I’d like to think it was my plenary speech that has spurred this, but given that they didn’t see it I’m not sure that it was, but one of the academics in my lab has decided it’s time to refresh their statistical knowledge. I think this is great, because they got their PhD a long time ago and have probably been using the same statistical methods for at least the last ten years.
The book they’ve decided to use is the Schaum’s Outline of Statistics. I’ve used books from this range before to revise linear algebra, differential equations, etc. and have even taught small courses (privately) based on the topics they cover and in the order they cover them. A flick through the book confirmed that it was full of frequentist testing and other similar statistical methods that I spent my talk saying were a good start but not the end of the analysis when writing a scientific paper.

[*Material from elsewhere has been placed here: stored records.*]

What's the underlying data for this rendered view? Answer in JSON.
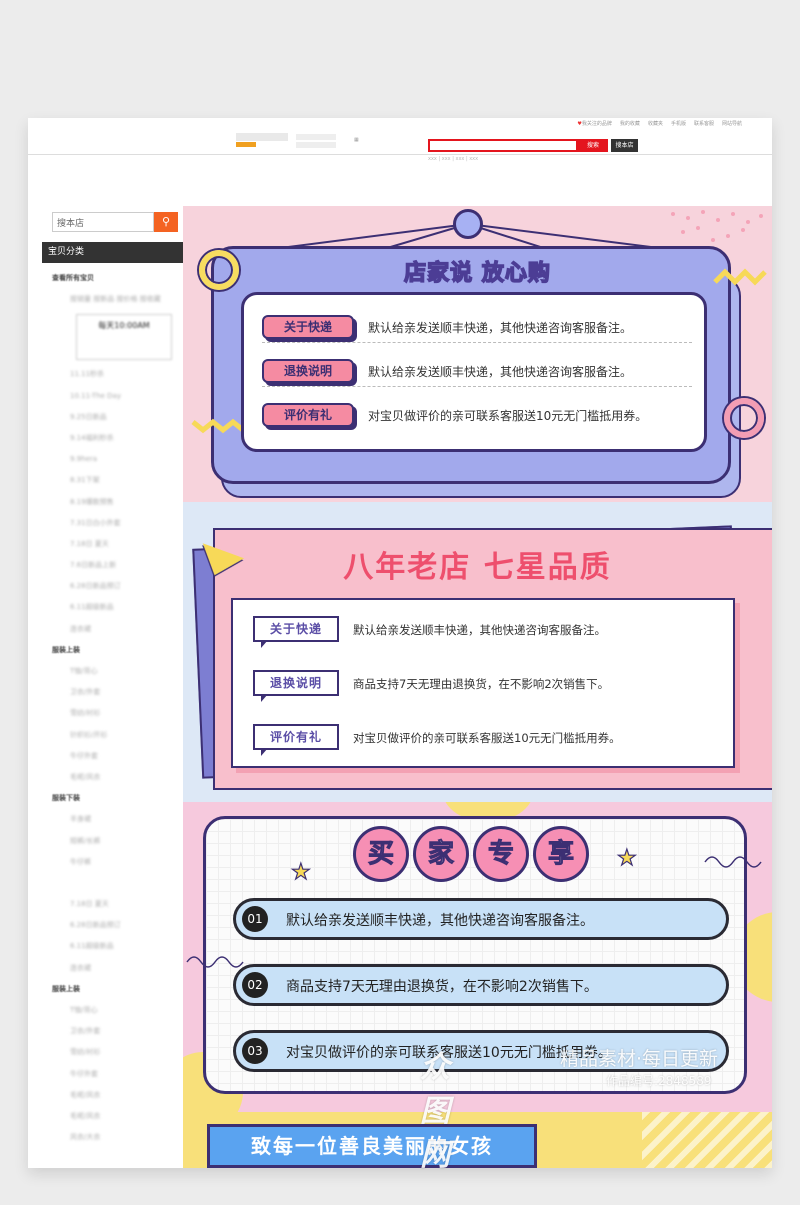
{
  "topbar": {
    "links": [
      "我关注的品牌",
      "我的收藏",
      "收藏夹",
      "手机版",
      "联系客服",
      "网站导航"
    ],
    "search_button": "搜索",
    "shop_search_button": "搜本店",
    "hotwords": "xxx | xxx | xxx | xxx"
  },
  "sidebar": {
    "search_placeholder": "搜本店",
    "category_header": "宝贝分类",
    "categories": [
      {
        "label": "查看所有宝贝",
        "group": true
      },
      {
        "label": "按销量 按新品 按价格 按收藏",
        "group": false
      },
      {
        "label": "",
        "promo": true,
        "promo_text": "每天10:00AM"
      },
      {
        "label": "11.11秒杀",
        "group": false
      },
      {
        "label": "10.11-The Day",
        "group": false
      },
      {
        "label": "9.25日新品",
        "group": false
      },
      {
        "label": "9.14福利秒杀",
        "group": false
      },
      {
        "label": "9.9hera",
        "group": false
      },
      {
        "label": "8.31下架",
        "group": false
      },
      {
        "label": "8.19爆款预售",
        "group": false
      },
      {
        "label": "7.31日白小外套",
        "group": false
      },
      {
        "label": "7.18日 夏天",
        "group": false
      },
      {
        "label": "7.6日新品上新",
        "group": false
      },
      {
        "label": "6.28日新品预订",
        "group": false
      },
      {
        "label": "6.11超级新品",
        "group": false
      },
      {
        "label": "连衣裙",
        "group": false
      },
      {
        "label": "服装上装",
        "group": true
      },
      {
        "label": "T恤/背心",
        "group": false
      },
      {
        "label": "卫衣/外套",
        "group": false
      },
      {
        "label": "雪纺/衬衫",
        "group": false
      },
      {
        "label": "针织衫/开衫",
        "group": false
      },
      {
        "label": "牛仔外套",
        "group": false
      },
      {
        "label": "毛呢/风衣",
        "group": false
      },
      {
        "label": "服装下装",
        "group": true
      },
      {
        "label": "半身裙",
        "group": false
      },
      {
        "label": "短裤/长裤",
        "group": false
      },
      {
        "label": "牛仔裤",
        "group": false
      },
      {
        "label": "",
        "group": false
      },
      {
        "label": "7.18日 夏天",
        "group": false
      },
      {
        "label": "6.28日新品预订",
        "group": false
      },
      {
        "label": "6.11超级新品",
        "group": false
      },
      {
        "label": "连衣裙",
        "group": false
      },
      {
        "label": "服装上装",
        "group": true
      },
      {
        "label": "T恤/背心",
        "group": false
      },
      {
        "label": "卫衣/外套",
        "group": false
      },
      {
        "label": "雪纺/衬衫",
        "group": false
      },
      {
        "label": "牛仔外套",
        "group": false
      },
      {
        "label": "毛呢/风衣",
        "group": false
      },
      {
        "label": "毛呢/风衣",
        "group": false
      },
      {
        "label": "风衣/大衣",
        "group": false
      }
    ]
  },
  "section1": {
    "title": "店家说 放心购",
    "rows": [
      {
        "tag": "关于快递",
        "text": "默认给亲发送顺丰快递，其他快递咨询客服备注。"
      },
      {
        "tag": "退换说明",
        "text": "默认给亲发送顺丰快递，其他快递咨询客服备注。"
      },
      {
        "tag": "评价有礼",
        "text": "对宝贝做评价的亲可联系客服送10元无门槛抵用券。"
      }
    ]
  },
  "section2": {
    "title": "八年老店 七星品质",
    "rows": [
      {
        "tag": "关于快递",
        "text": "默认给亲发送顺丰快递，其他快递咨询客服备注。"
      },
      {
        "tag": "退换说明",
        "text": "商品支持7天无理由退换货，在不影响2次销售下。"
      },
      {
        "tag": "评价有礼",
        "text": "对宝贝做评价的亲可联系客服送10元无门槛抵用券。"
      }
    ]
  },
  "section3": {
    "title_chars": [
      "买",
      "家",
      "专",
      "享"
    ],
    "rows": [
      {
        "num": "01",
        "text": "默认给亲发送顺丰快递，其他快递咨询客服备注。"
      },
      {
        "num": "02",
        "text": "商品支持7天无理由退换货，在不影响2次销售下。"
      },
      {
        "num": "03",
        "text": "对宝贝做评价的亲可联系客服送10元无门槛抵用券。"
      }
    ]
  },
  "section4": {
    "banner": "致每一位善良美丽的女孩"
  },
  "watermark": {
    "logo": "众图网",
    "slogan": "精品素材·每日更新",
    "code": "作品编号:2848589"
  },
  "colors": {
    "accent_red": "#e4151e",
    "search_orange": "#f46322",
    "navy": "#3c2f73",
    "pink": "#f58ba2",
    "lavender": "#a2a9ec",
    "yellow": "#f8e07a"
  }
}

The book’s online summary says it covers the use of MINITAB. I’m glad to see that it discusses the use of software other than Excel to perform analysis but I recommend people use books in Springer’s “Use R!” range because R is free (in terms of both speech and beer) and is much more flexible than MINITAB in terms of programming it and running different types of analysis. Where MINITAB is based on a point and click GUI, making it great for a first year statistics class where students may not be familiar with programming, R is driven by the command line and is more easily scripted. Learning to use R means giving yourself the opportunity to use the many packages that extend its functionality.
The books I’ve used in the Use R! range include A Beginner’s Guide to R and Bayesian Computation with R. While I’d definitely recommend these Use R! books, as they’re aimed at people wanting to use R to do better analysis, there are a few others that I’ve found incredibly useful. It’s important for me to point out that my background differs from my colleague’s so they may not find the books as relevant or accessible.
Gelman et. al – Bayesian Data Analysis. Around my stats group, this book is called “The Bible”. It’s probably the best textbook I’ve come across. It’s full of information, tutorials, detailed descriptions of the theory and methods and how they can be applied. This is certainly a graduate level statistics textbook, though, and it assumes calculus at what I’d say is probably a second year mathematics degree level. You may find this book difficult if you don’t feel comfortable with multiplying integrals together (which is really what Bayesian analysis is). I sent my colleague a link to Gelman’s Annals of Applied Statistics article on ANOVA. Might as well plug Gelman’s blog while I’m talking about him.
Woodworth – Biostatistics: a Bayesian introduction. I found this very useful in giving a more applied approach to introductory Bayesian statistics. There’s a good review of the book here and I agree with the reviewers about the importance of the preface in that it talks about the philosophy of statistics in science and discusses the differences between frequentist and Bayesian statistics. The book walks the reader through a lot of the topics which frequentist statistics deals with but in a Bayesian setting. I find this sort of comparison very useful (and appreciate when Mike Jordan says that a lot of machine learning techniques are just Bayesian statistics with a different name) as most people who have taken a statistics class will have seen linear modelling, ANOVA and a little about statistical design. The book also introduces the use of WinBUGS as a tool for Bayesian modelling.
As an aside, I attended an introductory course run by my supervisor, Kerrie Mengersen, where she was teaching us how to use R to write a Gibbs sampler for a very simple problem and how to do it in WinBUGS as well. One of the other attendees, the leader of a medical science research group, had it in their head that they would use Excel to write the Gibbs sampler because it provides nice reports (summary stats, plots, etc.) through a plugin they had. Comparing the time it took WinBUGS and R to run the code against the Excel’s run time was probably what convinced me that Excel was one of the worst pieces of software that one could use for statistics. Great for spreadsheets, awful for statistics.
A non-technical book which does a good job extending the philosophical discussion to the history of Bayesian statistics and its use in solving some very complex problems is Sharon Bertsch McGrayne’s The Theory That Would Not Die (which I like to think of as the “A Brief History of Time” of Bayesian statistics). It’s very readable and really drives home the importance of Bayesian statistics and the profundity of Bayes and Laplace in developing this approach.
I really don’t think there’s much use revising the basics of frequentism as I disagree with its interpretation of probability and find the idea of confidence intervals problematic. Hypothesis testing is also another problem that I have with frequentism and I think we’re going to see a lot of scientific papers in the near future converting the p values for their ANOVA into a “sigma” level as a result of CERN’s announcement of the 5 sigma certainty of their search for a new boson. Tony O’Hagan has a good post about the “sigma” issue on the ISBA forums.
Edited to add: TL;DR? Got a maths degree and some familiarity with stats? Read Gelman. Don’t have a maths degree? Read Woodworth. Want to understand what Bayesian stats is but don’t want to read a textbook? Read McGrayne. Want to know how to use R? Read a Use R! book. Once you’ve got a decent understanding of what statistics is, read papers for specific topics because there is almost never a book about what you want.